WORK TO BE COMPLETED:
Pick each line that has "sender" out of the records.

RECORDS TO USE:
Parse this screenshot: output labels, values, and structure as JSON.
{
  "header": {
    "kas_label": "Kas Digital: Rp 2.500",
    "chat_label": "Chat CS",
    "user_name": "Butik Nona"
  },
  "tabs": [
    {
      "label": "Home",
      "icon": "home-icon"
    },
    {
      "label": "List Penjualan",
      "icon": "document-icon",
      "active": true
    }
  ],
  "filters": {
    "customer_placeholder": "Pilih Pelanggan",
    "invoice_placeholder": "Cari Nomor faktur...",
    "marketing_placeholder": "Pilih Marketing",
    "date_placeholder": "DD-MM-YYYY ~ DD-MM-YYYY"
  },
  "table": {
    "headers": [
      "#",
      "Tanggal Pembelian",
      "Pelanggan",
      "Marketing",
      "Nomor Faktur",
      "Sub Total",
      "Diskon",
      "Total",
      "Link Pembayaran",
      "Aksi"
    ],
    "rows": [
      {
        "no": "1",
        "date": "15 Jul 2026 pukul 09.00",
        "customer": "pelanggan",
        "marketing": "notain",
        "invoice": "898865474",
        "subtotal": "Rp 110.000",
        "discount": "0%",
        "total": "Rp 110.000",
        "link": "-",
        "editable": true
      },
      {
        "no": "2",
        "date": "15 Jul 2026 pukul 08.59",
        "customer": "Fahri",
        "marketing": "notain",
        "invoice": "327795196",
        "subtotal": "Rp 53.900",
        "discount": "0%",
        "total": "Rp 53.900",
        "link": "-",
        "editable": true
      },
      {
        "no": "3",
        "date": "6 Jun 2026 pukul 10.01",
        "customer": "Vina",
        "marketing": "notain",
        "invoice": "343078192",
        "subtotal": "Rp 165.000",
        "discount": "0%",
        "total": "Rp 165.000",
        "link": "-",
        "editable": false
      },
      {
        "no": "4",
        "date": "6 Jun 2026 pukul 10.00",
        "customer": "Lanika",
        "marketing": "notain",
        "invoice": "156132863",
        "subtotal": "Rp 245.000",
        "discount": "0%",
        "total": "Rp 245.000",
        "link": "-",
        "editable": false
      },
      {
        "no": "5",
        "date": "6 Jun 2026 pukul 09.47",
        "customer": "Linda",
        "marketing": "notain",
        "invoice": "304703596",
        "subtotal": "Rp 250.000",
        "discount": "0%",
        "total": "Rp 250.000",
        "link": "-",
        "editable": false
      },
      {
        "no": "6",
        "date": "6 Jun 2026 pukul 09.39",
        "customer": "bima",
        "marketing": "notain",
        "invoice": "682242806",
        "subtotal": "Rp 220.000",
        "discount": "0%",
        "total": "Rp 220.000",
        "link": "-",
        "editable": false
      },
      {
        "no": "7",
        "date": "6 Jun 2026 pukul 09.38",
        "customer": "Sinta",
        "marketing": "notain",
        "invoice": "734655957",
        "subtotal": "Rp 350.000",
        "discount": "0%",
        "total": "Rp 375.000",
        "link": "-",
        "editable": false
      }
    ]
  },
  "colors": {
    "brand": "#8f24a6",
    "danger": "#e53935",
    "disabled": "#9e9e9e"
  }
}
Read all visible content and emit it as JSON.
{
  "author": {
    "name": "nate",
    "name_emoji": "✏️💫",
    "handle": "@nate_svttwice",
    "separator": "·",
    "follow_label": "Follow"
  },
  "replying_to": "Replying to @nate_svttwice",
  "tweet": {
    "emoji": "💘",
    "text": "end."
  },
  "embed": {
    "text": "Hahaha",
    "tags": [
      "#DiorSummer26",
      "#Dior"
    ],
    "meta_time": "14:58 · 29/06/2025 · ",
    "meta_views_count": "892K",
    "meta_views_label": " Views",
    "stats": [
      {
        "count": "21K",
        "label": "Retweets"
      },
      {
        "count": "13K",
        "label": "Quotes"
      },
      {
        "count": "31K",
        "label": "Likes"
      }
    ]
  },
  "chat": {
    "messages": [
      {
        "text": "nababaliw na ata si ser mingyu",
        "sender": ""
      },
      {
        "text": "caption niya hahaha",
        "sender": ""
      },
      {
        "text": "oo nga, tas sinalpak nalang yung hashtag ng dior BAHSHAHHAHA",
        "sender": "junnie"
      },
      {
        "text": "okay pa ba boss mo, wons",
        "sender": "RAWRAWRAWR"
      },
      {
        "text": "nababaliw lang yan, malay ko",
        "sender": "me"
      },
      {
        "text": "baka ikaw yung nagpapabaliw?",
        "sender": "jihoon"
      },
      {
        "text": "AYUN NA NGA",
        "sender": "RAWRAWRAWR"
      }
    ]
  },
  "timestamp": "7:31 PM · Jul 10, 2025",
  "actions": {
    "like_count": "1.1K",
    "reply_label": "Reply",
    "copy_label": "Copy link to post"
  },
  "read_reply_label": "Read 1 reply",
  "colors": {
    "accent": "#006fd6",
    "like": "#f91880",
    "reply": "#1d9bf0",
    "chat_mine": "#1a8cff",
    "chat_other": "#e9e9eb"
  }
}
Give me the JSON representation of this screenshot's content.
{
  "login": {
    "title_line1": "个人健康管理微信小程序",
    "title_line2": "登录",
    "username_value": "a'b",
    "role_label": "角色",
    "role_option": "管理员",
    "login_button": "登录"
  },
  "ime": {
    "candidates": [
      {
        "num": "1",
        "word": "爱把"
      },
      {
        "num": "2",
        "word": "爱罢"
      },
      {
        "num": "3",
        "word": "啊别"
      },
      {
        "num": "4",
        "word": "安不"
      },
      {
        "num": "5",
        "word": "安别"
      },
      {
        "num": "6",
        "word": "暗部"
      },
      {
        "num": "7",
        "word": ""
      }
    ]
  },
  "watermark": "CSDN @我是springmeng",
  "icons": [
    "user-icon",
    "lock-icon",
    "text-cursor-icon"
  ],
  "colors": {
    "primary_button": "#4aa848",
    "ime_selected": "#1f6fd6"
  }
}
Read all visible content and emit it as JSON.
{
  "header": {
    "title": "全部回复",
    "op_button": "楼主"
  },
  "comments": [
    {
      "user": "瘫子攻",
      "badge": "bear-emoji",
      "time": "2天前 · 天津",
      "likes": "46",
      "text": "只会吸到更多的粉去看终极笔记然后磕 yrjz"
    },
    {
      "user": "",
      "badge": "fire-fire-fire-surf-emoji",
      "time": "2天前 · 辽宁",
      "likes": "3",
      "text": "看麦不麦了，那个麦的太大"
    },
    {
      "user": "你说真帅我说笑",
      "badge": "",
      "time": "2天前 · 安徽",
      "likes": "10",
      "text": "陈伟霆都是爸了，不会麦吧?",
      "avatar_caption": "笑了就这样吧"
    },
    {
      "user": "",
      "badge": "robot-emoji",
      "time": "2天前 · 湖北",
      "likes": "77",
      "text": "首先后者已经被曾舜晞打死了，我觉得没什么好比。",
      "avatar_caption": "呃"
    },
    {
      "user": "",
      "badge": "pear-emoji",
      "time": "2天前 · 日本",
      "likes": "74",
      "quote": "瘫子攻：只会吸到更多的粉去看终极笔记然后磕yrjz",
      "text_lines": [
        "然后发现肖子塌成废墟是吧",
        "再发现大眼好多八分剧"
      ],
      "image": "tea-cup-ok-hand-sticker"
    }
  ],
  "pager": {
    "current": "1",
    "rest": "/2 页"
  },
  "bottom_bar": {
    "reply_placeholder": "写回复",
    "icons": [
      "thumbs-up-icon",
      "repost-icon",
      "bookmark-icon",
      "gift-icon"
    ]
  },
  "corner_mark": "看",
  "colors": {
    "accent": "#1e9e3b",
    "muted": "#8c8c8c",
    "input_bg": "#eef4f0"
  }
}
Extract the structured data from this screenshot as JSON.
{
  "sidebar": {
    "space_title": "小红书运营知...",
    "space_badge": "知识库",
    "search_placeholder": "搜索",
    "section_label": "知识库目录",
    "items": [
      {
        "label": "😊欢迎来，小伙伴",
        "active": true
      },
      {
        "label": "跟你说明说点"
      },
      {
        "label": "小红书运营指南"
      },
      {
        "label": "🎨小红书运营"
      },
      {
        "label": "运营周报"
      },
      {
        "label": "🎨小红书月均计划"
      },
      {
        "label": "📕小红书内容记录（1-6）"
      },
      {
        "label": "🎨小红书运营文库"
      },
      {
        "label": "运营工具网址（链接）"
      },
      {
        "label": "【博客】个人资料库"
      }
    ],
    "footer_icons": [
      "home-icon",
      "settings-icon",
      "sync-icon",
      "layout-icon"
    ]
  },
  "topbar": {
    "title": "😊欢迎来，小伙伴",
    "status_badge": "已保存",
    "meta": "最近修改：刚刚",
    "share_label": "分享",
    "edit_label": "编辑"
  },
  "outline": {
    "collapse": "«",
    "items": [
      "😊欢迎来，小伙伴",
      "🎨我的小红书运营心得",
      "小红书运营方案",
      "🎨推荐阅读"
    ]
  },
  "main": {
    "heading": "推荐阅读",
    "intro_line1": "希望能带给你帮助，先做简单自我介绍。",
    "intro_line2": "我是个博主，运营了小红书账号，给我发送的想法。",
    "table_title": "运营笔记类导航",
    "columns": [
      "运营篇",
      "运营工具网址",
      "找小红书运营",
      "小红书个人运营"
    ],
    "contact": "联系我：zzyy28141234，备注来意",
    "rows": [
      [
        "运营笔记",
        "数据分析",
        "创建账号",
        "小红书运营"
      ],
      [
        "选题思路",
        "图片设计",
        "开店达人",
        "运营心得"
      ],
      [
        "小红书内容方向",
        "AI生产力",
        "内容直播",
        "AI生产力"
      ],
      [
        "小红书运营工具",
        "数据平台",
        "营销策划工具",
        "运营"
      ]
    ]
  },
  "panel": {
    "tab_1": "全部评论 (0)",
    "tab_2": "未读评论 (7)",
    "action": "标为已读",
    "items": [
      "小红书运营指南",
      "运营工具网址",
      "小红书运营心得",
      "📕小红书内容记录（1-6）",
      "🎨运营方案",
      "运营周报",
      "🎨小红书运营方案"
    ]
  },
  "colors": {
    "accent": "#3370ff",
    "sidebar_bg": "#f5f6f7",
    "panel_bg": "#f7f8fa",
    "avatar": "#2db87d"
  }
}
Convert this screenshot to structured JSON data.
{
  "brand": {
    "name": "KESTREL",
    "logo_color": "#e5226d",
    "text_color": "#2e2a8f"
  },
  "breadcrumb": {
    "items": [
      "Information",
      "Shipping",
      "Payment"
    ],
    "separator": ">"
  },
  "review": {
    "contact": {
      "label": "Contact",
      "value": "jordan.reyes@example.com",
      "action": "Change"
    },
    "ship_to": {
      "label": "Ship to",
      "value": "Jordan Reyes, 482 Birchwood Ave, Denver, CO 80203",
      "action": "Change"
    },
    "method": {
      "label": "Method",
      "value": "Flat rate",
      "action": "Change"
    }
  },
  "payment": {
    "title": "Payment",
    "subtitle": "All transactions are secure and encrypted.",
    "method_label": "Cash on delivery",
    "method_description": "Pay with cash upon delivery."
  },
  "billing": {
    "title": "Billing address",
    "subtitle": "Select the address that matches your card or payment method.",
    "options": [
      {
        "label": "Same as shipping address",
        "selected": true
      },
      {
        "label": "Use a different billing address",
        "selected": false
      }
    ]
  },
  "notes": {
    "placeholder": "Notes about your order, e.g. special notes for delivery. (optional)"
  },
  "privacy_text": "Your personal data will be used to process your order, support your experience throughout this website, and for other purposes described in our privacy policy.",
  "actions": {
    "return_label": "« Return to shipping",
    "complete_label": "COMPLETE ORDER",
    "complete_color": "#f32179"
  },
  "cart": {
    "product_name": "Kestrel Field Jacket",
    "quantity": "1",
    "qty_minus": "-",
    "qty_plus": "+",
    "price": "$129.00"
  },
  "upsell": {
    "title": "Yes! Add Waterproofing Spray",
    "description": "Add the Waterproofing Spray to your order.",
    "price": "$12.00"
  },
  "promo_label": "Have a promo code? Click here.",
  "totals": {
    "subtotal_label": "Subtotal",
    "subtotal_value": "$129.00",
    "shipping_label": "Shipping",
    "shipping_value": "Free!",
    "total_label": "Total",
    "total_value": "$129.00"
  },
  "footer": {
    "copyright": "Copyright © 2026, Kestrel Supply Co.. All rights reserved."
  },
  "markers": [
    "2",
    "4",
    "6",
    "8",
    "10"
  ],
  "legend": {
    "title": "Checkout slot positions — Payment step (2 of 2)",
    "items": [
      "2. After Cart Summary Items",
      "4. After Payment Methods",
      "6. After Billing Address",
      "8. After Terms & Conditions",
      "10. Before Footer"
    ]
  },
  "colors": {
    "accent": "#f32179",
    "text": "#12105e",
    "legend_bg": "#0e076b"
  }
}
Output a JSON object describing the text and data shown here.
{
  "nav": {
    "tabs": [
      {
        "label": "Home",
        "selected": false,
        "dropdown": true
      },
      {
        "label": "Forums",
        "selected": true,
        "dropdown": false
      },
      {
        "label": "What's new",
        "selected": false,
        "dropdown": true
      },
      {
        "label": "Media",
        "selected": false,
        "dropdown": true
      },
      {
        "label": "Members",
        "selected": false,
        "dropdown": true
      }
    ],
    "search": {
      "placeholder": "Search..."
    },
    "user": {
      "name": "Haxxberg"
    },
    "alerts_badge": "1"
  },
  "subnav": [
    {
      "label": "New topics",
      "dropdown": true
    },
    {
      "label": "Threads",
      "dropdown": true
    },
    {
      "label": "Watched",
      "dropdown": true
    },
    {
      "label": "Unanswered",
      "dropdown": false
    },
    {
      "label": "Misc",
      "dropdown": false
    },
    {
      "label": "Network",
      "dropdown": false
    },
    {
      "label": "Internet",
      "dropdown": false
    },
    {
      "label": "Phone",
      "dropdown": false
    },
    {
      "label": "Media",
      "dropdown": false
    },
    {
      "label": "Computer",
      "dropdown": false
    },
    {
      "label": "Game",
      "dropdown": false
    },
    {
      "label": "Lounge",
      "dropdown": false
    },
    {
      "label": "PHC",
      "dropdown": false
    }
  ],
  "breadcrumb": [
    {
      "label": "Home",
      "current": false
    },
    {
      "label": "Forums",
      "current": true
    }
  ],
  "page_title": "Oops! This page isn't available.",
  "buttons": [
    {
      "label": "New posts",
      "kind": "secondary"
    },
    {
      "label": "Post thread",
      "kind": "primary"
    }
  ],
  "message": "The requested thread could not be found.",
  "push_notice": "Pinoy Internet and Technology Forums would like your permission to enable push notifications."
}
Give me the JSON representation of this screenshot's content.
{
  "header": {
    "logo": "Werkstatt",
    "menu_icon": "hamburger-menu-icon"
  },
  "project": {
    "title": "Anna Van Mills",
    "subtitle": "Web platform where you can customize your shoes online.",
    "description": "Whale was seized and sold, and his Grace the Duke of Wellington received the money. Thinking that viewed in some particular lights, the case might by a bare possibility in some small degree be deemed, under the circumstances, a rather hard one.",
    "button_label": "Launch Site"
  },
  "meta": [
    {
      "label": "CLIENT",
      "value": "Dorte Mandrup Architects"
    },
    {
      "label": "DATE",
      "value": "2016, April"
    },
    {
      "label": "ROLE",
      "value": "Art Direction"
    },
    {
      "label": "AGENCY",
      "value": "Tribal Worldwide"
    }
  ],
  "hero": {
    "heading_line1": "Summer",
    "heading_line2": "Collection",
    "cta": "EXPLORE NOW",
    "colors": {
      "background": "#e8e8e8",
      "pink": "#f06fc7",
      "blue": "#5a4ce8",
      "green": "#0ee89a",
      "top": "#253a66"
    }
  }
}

TASK OUTPUT:
        "sender": ""
        "sender": ""
        "sender": "junnie"
        "sender": "RAWRAWRAWR"
        "sender": "me"
        "sender": "jihoon"
        "sender": "RAWRAWRAWR"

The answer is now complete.